◆ WHAT YOU ARE ASKED TO DO ◆
Set down all of the lines below exactly as they are given.
Start of RECORDED INFORMATION
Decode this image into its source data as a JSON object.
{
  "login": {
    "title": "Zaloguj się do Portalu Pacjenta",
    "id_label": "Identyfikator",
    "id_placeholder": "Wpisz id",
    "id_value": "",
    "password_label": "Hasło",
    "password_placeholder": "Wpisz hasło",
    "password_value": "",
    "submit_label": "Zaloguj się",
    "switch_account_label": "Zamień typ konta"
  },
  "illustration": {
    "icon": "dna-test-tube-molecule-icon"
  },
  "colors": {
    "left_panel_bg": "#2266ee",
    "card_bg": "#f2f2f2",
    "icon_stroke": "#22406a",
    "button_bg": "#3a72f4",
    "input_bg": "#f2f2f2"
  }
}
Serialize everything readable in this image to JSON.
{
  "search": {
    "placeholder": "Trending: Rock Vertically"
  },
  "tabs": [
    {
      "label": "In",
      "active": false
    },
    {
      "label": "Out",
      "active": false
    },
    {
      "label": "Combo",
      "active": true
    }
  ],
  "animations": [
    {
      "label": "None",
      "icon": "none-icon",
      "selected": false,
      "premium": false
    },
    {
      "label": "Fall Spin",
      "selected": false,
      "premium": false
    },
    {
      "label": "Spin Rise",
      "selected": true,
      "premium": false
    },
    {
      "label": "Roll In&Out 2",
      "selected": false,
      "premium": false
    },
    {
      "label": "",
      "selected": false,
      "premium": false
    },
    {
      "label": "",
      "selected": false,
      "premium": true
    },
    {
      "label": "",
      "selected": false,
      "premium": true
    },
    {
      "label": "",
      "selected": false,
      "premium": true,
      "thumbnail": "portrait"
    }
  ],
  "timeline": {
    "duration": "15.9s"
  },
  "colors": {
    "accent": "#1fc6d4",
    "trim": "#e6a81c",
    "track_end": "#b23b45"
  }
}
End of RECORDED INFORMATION
◆ WRITTEN SOLUTION ◆
Decode this image into its source data as a JSON object.
{
  "login": {
    "title": "Zaloguj się do Portalu Pacjenta",
    "id_label": "Identyfikator",
    "id_placeholder": "Wpisz id",
    "id_value": "",
    "password_label": "Hasło",
    "password_placeholder": "Wpisz hasło",
    "password_value": "",
    "submit_label": "Zaloguj się",
    "switch_account_label": "Zamień typ konta"
  },
  "illustration": {
    "icon": "dna-test-tube-molecule-icon"
  },
  "colors": {
    "left_panel_bg": "#2266ee",
    "card_bg": "#f2f2f2",
    "icon_stroke": "#22406a",
    "button_bg": "#3a72f4",
    "input_bg": "#f2f2f2"
  }
}
Serialize everything readable in this image to JSON.
{
  "search": {
    "placeholder": "Trending: Rock Vertically"
  },
  "tabs": [
    {
      "label": "In",
      "active": false
    },
    {
      "label": "Out",
      "active": false
    },
    {
      "label": "Combo",
      "active": true
    }
  ],
  "animations": [
    {
      "label": "None",
      "icon": "none-icon",
      "selected": false,
      "premium": false
    },
    {
      "label": "Fall Spin",
      "selected": false,
      "premium": false
    },
    {
      "label": "Spin Rise",
      "selected": true,
      "premium": false
    },
    {
      "label": "Roll In&Out 2",
      "selected": false,
      "premium": false
    },
    {
      "label": "",
      "selected": false,
      "premium": false
    },
    {
      "label": "",
      "selected": false,
      "premium": true
    },
    {
      "label": "",
      "selected": false,
      "premium": true
    },
    {
      "label": "",
      "selected": false,
      "premium": true,
      "thumbnail": "portrait"
    }
  ],
  "timeline": {
    "duration": "15.9s"
  },
  "colors": {
    "accent": "#1fc6d4",
    "trim": "#e6a81c",
    "track_end": "#b23b45"
  }
}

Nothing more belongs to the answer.